Data extract below:

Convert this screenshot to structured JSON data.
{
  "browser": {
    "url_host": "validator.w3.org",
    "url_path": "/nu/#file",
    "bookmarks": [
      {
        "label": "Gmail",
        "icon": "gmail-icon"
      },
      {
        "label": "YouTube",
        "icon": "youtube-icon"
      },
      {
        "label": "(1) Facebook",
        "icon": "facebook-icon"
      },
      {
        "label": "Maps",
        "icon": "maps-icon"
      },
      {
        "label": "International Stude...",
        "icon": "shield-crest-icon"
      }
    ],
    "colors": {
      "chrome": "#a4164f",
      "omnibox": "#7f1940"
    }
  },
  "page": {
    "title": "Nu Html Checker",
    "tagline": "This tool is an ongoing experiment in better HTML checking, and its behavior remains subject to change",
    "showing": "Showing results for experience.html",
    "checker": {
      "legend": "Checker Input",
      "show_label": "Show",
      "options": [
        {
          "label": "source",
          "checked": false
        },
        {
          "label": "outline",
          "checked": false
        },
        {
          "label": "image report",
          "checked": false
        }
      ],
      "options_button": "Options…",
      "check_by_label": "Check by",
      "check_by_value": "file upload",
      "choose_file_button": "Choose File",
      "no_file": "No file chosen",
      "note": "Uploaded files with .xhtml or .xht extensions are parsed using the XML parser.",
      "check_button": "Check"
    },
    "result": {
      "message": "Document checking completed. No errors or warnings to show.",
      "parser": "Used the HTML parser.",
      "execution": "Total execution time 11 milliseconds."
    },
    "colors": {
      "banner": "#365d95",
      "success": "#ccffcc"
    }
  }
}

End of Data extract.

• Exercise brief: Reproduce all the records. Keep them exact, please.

• Expected answer:
Convert this screenshot to structured JSON data.
{
  "browser": {
    "url_host": "validator.w3.org",
    "url_path": "/nu/#file",
    "bookmarks": [
      {
        "label": "Gmail",
        "icon": "gmail-icon"
      },
      {
        "label": "YouTube",
        "icon": "youtube-icon"
      },
      {
        "label": "(1) Facebook",
        "icon": "facebook-icon"
      },
      {
        "label": "Maps",
        "icon": "maps-icon"
      },
      {
        "label": "International Stude...",
        "icon": "shield-crest-icon"
      }
    ],
    "colors": {
      "chrome": "#a4164f",
      "omnibox": "#7f1940"
    }
  },
  "page": {
    "title": "Nu Html Checker",
    "tagline": "This tool is an ongoing experiment in better HTML checking, and its behavior remains subject to change",
    "showing": "Showing results for experience.html",
    "checker": {
      "legend": "Checker Input",
      "show_label": "Show",
      "options": [
        {
          "label": "source",
          "checked": false
        },
        {
          "label": "outline",
          "checked": false
        },
        {
          "label": "image report",
          "checked": false
        }
      ],
      "options_button": "Options…",
      "check_by_label": "Check by",
      "check_by_value": "file upload",
      "choose_file_button": "Choose File",
      "no_file": "No file chosen",
      "note": "Uploaded files with .xhtml or .xht extensions are parsed using the XML parser.",
      "check_button": "Check"
    },
    "result": {
      "message": "Document checking completed. No errors or warnings to show.",
      "parser": "Used the HTML parser.",
      "execution": "Total execution time 11 milliseconds."
    },
    "colors": {
      "banner": "#365d95",
      "success": "#ccffcc"
    }
  }
}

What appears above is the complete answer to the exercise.